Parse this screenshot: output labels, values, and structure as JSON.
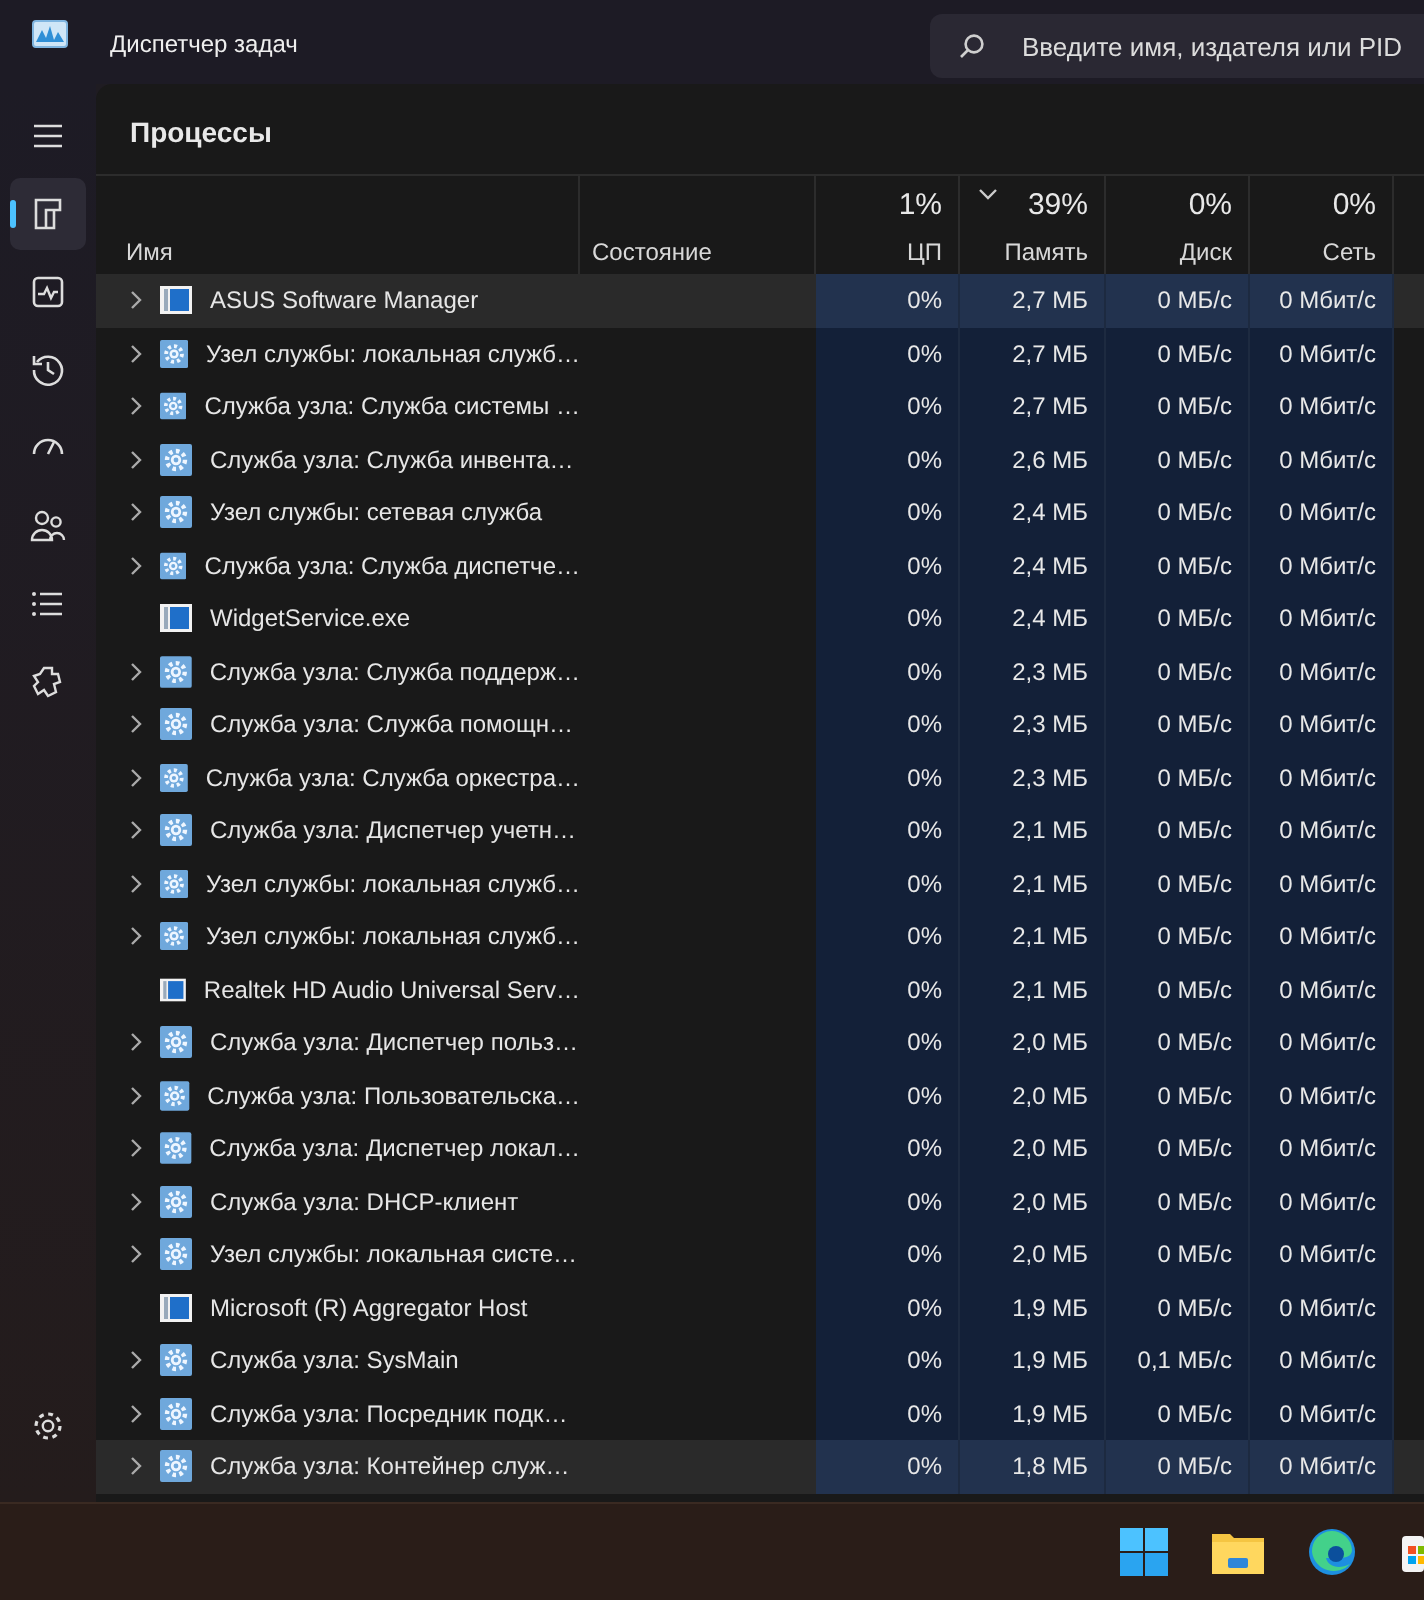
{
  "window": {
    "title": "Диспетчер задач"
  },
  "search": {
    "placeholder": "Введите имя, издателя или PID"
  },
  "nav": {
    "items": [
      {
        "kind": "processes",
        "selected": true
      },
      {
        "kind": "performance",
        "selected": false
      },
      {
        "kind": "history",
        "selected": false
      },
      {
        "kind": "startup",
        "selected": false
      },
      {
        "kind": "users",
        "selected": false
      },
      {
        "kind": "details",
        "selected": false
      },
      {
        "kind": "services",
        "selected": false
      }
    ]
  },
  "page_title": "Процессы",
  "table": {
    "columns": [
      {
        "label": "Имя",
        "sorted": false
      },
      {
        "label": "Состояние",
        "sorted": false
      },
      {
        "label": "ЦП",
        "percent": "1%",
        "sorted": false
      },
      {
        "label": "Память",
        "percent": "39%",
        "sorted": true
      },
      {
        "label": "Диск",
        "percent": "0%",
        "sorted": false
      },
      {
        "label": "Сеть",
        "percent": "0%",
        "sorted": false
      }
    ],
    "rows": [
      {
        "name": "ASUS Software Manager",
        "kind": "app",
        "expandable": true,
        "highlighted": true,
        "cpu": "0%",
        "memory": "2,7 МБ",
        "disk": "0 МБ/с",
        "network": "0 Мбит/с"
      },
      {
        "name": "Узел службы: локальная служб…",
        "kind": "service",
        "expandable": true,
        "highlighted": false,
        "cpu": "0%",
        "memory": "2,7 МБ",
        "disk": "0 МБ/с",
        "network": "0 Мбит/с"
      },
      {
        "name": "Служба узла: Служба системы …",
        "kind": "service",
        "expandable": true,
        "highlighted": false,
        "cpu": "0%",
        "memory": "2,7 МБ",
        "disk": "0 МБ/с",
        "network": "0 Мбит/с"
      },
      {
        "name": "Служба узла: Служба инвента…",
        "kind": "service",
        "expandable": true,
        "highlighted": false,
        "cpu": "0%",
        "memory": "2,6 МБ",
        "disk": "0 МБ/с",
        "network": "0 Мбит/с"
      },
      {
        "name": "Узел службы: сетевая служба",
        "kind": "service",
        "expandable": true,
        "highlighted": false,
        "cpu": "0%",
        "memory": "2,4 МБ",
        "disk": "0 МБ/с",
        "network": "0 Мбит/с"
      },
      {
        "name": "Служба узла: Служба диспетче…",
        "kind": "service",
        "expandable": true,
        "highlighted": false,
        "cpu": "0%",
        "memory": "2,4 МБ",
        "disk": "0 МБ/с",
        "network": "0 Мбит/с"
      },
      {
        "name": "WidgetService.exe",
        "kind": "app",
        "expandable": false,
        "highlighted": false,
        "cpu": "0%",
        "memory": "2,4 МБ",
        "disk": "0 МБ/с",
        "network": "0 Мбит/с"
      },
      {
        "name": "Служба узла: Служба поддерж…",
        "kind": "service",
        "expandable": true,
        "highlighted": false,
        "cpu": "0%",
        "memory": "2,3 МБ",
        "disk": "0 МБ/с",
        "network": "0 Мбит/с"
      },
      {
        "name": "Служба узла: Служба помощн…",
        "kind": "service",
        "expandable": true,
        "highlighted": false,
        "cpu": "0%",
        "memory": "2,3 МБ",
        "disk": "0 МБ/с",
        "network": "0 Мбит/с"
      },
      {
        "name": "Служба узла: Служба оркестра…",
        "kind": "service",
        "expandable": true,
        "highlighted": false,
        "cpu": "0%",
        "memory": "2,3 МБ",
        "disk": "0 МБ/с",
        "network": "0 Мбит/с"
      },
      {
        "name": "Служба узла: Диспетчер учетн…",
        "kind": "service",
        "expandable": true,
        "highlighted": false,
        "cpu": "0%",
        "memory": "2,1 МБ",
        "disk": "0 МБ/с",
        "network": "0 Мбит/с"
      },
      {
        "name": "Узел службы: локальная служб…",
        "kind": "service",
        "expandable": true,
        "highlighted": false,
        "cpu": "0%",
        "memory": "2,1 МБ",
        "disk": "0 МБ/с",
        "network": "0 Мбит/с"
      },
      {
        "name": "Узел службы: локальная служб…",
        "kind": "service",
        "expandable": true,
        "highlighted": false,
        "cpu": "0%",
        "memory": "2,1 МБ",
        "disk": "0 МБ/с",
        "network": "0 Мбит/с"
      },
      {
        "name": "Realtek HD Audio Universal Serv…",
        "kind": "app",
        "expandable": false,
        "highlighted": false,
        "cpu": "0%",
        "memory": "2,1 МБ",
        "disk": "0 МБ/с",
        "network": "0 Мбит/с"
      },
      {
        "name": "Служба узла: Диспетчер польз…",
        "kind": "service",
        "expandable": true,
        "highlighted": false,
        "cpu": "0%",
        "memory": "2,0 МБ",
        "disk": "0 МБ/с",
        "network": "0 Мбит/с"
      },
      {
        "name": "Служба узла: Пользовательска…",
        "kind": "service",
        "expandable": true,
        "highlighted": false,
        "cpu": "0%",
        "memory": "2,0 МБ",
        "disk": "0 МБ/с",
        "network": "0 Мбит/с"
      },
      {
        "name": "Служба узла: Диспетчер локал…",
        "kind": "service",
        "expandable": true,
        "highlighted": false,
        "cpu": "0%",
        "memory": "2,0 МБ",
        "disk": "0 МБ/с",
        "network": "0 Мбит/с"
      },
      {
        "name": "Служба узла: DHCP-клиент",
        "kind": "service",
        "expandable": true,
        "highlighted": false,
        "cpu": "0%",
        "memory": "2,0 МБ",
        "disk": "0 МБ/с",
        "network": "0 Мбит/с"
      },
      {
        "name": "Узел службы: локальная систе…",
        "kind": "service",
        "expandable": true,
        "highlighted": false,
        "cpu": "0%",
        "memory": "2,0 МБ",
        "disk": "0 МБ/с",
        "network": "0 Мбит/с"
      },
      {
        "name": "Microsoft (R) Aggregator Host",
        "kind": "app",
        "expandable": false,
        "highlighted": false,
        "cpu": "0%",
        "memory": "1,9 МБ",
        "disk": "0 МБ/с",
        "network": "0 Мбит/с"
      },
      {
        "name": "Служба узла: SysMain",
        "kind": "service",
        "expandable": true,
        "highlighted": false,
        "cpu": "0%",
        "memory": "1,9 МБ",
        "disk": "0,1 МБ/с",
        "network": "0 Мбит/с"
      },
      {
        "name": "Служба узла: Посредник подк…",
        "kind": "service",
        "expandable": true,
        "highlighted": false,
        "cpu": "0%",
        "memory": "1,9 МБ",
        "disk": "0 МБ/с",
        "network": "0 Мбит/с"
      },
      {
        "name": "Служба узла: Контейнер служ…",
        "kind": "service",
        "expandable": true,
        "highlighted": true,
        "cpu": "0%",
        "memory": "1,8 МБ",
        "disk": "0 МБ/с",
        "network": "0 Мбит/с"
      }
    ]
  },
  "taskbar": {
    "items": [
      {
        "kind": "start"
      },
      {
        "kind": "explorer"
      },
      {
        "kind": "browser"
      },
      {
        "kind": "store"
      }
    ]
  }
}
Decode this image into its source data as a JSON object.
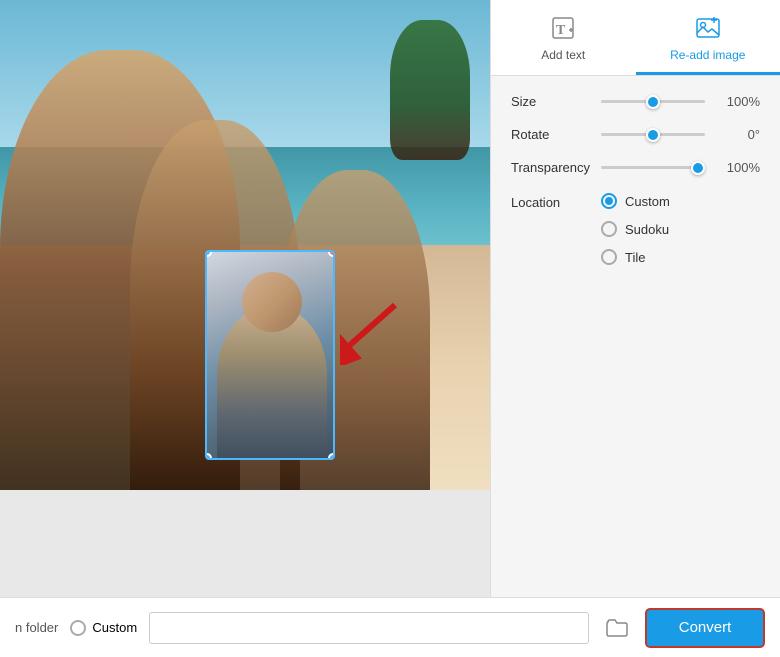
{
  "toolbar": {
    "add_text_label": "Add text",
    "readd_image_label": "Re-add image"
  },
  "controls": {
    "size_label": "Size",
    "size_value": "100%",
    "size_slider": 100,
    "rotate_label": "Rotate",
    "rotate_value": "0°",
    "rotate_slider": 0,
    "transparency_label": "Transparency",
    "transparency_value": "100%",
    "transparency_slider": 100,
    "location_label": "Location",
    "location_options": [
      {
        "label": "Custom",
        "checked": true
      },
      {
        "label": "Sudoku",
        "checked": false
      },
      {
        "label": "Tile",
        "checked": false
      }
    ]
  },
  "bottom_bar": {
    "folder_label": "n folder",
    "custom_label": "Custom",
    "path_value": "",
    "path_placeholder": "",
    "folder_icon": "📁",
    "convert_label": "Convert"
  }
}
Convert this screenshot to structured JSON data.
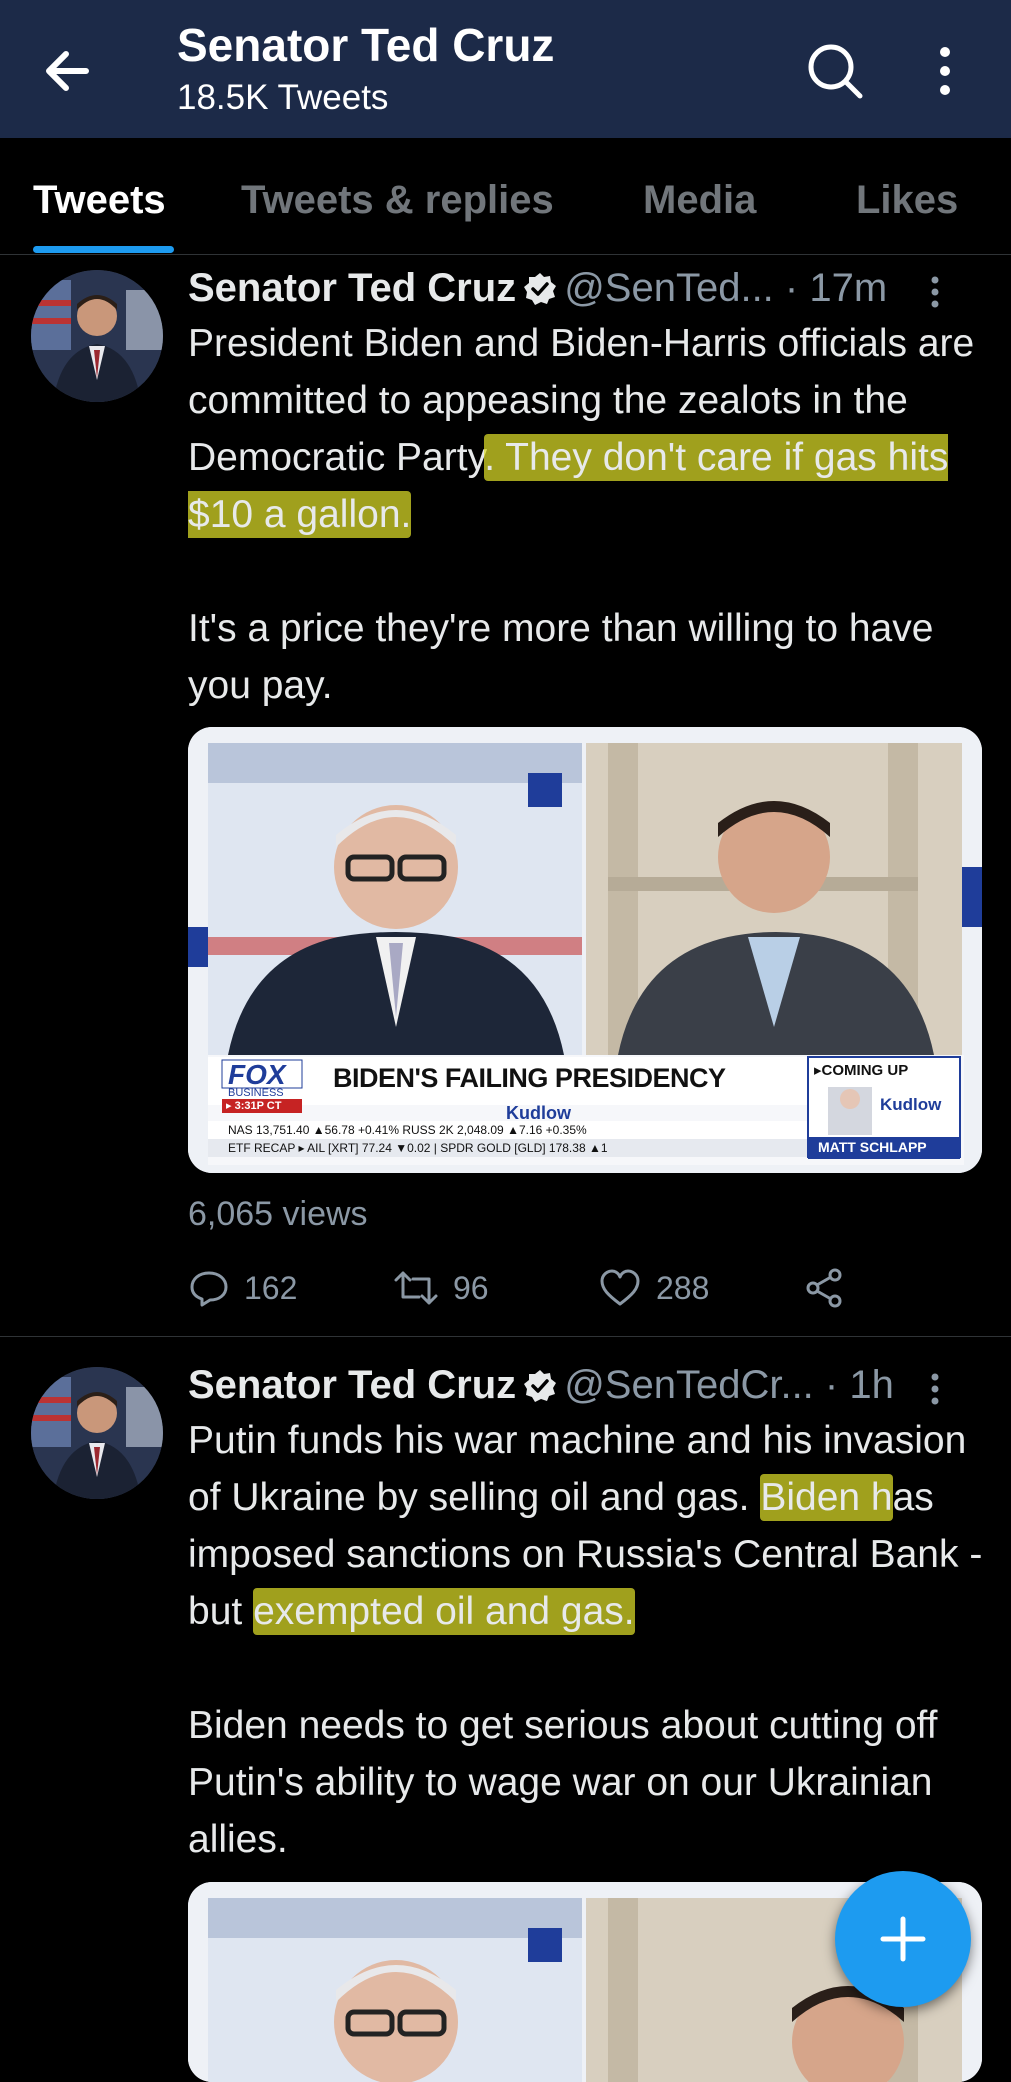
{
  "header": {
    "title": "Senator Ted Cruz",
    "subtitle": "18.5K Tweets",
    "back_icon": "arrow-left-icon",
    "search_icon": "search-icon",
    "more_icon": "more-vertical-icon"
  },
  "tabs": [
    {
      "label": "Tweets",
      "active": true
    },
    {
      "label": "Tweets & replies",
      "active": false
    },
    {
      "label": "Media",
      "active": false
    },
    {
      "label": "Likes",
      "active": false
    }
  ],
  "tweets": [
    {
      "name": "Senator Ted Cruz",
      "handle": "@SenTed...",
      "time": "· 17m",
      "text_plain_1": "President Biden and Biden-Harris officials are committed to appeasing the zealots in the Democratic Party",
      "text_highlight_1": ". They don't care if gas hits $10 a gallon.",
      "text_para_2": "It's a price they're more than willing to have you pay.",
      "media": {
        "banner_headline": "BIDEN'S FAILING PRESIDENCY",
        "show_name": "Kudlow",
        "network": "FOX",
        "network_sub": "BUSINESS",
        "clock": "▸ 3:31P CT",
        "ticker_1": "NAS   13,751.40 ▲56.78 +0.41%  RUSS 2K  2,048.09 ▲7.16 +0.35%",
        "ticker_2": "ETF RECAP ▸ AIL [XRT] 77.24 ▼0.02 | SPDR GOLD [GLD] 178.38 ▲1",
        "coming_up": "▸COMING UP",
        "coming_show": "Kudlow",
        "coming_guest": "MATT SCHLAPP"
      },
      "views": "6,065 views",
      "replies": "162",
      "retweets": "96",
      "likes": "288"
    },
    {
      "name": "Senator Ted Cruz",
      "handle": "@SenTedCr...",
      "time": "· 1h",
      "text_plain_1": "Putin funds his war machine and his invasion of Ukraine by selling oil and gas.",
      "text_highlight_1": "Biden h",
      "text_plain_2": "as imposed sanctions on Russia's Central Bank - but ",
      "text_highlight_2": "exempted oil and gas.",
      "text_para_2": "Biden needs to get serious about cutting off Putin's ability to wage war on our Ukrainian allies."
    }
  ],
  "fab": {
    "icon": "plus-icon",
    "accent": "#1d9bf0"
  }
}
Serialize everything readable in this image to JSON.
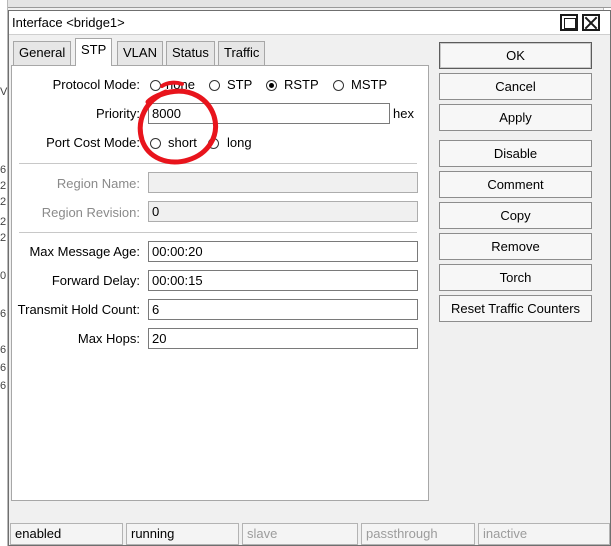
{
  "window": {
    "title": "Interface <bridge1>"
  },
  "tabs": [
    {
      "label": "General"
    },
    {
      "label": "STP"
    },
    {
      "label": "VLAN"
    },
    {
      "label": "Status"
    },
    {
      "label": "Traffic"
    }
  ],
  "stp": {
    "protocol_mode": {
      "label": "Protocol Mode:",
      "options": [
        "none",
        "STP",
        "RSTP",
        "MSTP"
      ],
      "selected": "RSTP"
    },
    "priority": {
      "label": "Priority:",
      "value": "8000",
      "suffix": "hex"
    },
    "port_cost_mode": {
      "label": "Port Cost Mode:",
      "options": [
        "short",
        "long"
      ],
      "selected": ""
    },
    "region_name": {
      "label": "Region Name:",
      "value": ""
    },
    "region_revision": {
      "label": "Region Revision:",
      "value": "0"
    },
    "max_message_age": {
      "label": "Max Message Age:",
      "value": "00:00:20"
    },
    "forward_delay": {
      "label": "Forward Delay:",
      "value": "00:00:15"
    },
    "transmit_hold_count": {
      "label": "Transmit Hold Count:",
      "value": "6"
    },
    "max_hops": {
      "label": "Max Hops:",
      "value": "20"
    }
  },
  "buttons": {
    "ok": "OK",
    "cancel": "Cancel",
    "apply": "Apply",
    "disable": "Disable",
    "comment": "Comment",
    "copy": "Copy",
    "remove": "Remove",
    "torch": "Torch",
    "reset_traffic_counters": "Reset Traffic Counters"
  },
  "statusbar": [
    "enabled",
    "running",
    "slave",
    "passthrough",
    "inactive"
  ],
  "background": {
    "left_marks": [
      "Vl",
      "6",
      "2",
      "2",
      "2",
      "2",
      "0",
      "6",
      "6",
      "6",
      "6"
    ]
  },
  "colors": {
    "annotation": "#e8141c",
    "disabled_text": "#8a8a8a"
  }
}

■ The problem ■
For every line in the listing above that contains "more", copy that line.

■ Solution for this problem ■
    "more_icon": "more-vertical-icon"
      "text_para_2": "It's a price they're more than willing to have you pay.",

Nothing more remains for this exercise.